When I arrive at Line 15 I have already fully deducted, legitimately, several items that individuals would not be able to fully deduct on their personal returns.  For example, fiduciary fees, attorney fees, accounting fees, and return preparation fees are all fully deductible on Form 1041, but not on Form 1040.  On Form 1040, they would be subject to a 2% of adjusted gross income floor.

It is not surprising that I pause on Line 15.  This has been an unsettled area of the tax law for the past 28 years.  A lot of court cases have looked at the expenses being deducted there and compared them to the expenses incurred by individuals for the same services.  The cases have concluded that the fees are fully deductible if they were only incurred because the property is held in a trust or estate. If the fees could have been incurred by individuals owning the same type of property, the expenses are subject to the 2% floor.

This is illogical and inconsistent.  Welcome to the world of tax law.  It is just like the world of parenting, where we were often told, “You will do it that way because I said so.”

The vast majority of the expenses under scrutiny are normally labeled investment fees.  Well, we finally have final regulations about what to do with those fees, effective for tax years beginning on or after May 9, 2014.  That would include a decedent whose date of death is on or after that date.  On calendar 2015 returns, we will handle the five types of costs discussed in the regulations as follows:

1.  Ownership costs. Any costs incurred simply by owning the property will be subject to the 2% floor.   For example, these include: condominium fees, insurance premiums, maintenance and lawn service, and miscellaneous itemized deductions from passthrough entities.

2.  Tax preparation fees. Continuing to be fully deductible are the preparation of estate and GST tax returns, fiduciary income tax returns (the Form 1041), and the decedent’s final individual income tax return.

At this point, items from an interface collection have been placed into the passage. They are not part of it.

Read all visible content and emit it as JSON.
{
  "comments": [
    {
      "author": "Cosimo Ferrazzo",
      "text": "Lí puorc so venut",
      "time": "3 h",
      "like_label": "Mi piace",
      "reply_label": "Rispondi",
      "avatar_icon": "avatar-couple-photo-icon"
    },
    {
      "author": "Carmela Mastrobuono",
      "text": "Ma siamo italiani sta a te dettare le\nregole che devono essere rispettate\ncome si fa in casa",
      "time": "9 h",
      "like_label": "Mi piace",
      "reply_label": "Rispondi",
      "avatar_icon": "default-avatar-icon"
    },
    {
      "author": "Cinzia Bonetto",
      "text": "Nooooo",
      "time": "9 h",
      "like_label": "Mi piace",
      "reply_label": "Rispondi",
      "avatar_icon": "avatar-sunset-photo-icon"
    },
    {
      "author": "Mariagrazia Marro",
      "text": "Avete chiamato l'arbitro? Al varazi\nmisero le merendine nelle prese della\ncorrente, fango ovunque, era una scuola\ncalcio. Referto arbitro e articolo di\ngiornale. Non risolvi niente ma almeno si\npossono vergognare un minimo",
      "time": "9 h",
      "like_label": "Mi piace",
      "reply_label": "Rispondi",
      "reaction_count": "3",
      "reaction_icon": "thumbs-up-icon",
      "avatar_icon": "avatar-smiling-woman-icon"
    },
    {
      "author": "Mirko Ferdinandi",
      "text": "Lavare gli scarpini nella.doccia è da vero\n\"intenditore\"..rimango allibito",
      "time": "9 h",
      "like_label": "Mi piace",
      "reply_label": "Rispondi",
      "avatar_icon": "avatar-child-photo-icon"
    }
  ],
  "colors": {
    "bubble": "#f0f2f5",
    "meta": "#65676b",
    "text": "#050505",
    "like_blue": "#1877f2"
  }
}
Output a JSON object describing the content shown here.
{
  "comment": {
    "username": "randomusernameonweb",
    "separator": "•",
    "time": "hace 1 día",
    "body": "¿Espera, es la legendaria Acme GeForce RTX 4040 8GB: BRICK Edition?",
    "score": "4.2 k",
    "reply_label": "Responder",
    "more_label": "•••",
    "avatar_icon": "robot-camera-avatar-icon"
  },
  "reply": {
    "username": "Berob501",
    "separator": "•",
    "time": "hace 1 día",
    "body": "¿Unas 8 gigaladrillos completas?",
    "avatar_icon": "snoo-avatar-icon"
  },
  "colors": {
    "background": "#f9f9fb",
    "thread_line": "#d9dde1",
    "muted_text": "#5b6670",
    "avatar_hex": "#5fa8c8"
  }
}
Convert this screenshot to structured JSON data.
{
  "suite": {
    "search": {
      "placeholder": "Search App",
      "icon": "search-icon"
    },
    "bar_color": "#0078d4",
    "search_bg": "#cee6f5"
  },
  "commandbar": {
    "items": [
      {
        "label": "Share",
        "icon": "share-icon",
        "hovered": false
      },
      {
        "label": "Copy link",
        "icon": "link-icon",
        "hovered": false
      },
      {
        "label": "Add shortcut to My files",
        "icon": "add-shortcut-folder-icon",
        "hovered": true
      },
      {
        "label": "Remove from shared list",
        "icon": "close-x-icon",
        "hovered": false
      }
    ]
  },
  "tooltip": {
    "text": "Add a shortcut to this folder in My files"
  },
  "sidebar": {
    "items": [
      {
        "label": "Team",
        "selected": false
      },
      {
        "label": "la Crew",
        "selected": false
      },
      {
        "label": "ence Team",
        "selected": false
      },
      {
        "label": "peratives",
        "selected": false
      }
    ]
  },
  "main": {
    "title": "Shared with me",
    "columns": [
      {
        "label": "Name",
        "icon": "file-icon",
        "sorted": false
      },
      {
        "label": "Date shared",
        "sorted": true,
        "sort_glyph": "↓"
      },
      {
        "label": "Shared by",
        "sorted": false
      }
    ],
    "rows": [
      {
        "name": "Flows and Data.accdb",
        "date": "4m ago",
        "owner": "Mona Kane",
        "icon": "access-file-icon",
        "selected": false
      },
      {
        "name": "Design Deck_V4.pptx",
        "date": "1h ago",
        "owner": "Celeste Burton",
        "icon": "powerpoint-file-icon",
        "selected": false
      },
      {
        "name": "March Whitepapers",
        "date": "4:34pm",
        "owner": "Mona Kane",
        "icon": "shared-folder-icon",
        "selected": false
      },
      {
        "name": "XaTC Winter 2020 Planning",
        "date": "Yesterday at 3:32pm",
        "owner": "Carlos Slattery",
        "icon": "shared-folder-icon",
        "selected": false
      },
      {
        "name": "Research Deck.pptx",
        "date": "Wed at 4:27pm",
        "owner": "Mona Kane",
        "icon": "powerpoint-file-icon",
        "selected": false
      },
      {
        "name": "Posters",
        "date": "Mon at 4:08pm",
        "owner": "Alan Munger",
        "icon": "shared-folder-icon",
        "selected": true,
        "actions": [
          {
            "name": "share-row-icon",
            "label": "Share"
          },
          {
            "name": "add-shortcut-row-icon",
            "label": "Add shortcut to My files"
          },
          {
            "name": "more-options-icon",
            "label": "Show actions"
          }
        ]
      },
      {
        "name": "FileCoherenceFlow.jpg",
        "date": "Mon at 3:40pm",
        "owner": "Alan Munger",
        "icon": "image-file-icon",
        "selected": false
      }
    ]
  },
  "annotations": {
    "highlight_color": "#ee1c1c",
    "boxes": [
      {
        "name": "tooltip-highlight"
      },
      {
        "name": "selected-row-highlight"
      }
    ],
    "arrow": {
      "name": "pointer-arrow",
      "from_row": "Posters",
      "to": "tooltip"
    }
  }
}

Bizarrely omitted from full deductibility is any other type of tax return, including the decedent’s final gift tax returns and final Form 114, Report of Foreign Bank and Financial Accounts.  In other words, all other return preparation costs are subject to the 2% floor.

3.  Appraisal fees. These are fully deductible by an estate or trust if incurred for determining the value of assets of a decedent’s estate; determining distributions, such as a unitrust payment; or preparing tax returns. All other appraisals are subject to the 2% floor.

4.  Fiduciary expenses. These costs to administer an estate, such as probate court costs, surety bond premiums, publishing legal notices, cost of death certificates, etc., are fully deductible.

5.  Investment advisory fees. This is usually the largest expense on Form 1041. It is now officially limited by the 2% floor. Banks and trust companies are allowed to break out the portion of their fees that relate to fiduciary, legal, and accounting fees. If broken out for you, you can fully deduct fiduciary, legal, and accounting fees.

In the years leading up the final regulations, we were at various times told we could fully deduct investment fees and could not fully deduct investment fees.  As we tend to be consistent from year to year on tax returns, we will have to be vigilant to adopt the final regulations when preparing Form 1041.

The final regulations are fairly consistent with the proposed regulations that were issued for this in 2011.  So, for 2013 and 2014 returns and beyond, we should be limiting pure investment fees to the 2% floor.

Karen S. Cohen, CPA
Principal – Packer Thomas
Feel free to contact Karen with your questions: kcohen@packerthomas.com
(800) 943-4278
(330) 533-9777